# Regarding the Electric Potential Formula

1. Aug 9, 2014

### needingtoknow

1. The problem statement, all variables and given/known data

The formula for Electric Potential as I have it is: "Let Q be a point source charge. At any point P that's a distance r from Q, we say that the electric potential at P is the scalar given by this formula:

electric potential = k * (Q/r)

My question is what if at some distance r from Q, the charge is very large. Wouldn't that then affect the electric potential. In other words how can this electric potential formula not take into account both charges and only takes into account Q which is the source charge?

2. Aug 9, 2014

### Nathanael

It's just because elecitric potential is "energy per charge" and so is independent of the size of the charge (although the energy and force will vary at that same distance depending on the charge)

It's very much like "gravitational potential" (not to be confused with "gravitational potential energy") which is independent of the mass of the object simply because it's defined as "energy per mass"

3. Aug 9, 2014

### needingtoknow

So if it is independent of the size of the charge then how it is useful in solving problems to determine the change in electrical potential energy?

4. Aug 9, 2014

### needingtoknow

Actually I am recalling from gravitation potential energy that you will get different values for PE depending on where you set PEgrav = 0 at. But if you try to find the change in gravitational potential energy that will be the same no matter where you set PEgrav = 0 at. Does the same idea apply here in the sense that if you find the change in gravitational potential energy it doesn't matter what you set as Q, the source charge or what q, the secondary charge is?

5. Aug 9, 2014

### Nathanael

I'm probably not the best person to give a good example. But to me this seems like asking, "why is it useful to say 'g=9.8' for solving problems if that doesn't give the force on an object?"

It's more for when you are interested in a certain position, irrespective of the charge (or mass) in it.
(I'm sorry I'm sure there are much better explanations)

This is only because when you find the "change" in gravitational potential energy, a final and initial position are implied. So you could pick any random PE=0 position, but it will always reduce to the "final position" becoming the PE=0 position
(simply because the PE that they have in common (relative to your PE=0 position) is irrelevant, and "cancels out")

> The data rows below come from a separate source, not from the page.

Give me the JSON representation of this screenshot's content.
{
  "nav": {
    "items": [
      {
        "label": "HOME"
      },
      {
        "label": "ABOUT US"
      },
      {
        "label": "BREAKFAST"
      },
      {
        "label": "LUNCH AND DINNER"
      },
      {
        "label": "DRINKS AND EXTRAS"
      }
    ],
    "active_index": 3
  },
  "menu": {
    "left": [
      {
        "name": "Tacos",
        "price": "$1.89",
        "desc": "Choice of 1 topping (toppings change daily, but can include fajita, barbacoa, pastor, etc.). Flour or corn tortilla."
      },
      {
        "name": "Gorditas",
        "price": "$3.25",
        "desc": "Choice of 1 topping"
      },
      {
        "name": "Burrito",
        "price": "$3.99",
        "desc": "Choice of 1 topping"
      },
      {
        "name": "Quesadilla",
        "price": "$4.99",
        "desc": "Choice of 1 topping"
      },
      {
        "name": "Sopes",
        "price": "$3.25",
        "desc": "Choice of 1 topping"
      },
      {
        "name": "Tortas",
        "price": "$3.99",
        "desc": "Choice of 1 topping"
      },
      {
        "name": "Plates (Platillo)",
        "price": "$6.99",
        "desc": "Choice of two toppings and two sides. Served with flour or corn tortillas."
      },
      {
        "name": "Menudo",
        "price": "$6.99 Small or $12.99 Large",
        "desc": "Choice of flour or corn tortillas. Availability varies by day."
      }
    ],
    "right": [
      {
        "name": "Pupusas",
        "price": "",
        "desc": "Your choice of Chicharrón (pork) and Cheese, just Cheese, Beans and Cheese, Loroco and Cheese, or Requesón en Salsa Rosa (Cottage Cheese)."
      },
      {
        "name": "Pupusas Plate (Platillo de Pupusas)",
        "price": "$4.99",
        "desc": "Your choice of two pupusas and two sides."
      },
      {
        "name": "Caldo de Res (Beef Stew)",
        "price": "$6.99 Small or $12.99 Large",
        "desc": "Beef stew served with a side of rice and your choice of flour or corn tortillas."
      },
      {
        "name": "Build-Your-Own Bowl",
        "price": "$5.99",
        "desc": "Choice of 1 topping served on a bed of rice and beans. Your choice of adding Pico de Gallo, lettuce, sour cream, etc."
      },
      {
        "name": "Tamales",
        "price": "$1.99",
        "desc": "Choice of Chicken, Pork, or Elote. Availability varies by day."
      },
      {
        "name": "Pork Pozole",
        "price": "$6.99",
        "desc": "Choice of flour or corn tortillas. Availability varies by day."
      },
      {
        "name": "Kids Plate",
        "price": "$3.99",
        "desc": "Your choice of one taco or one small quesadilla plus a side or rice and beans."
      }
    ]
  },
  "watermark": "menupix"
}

6. Aug 9, 2014

### Staff: Mentor

The point charge is supposed to be a "test charge" that is very small compared to Q.

Chet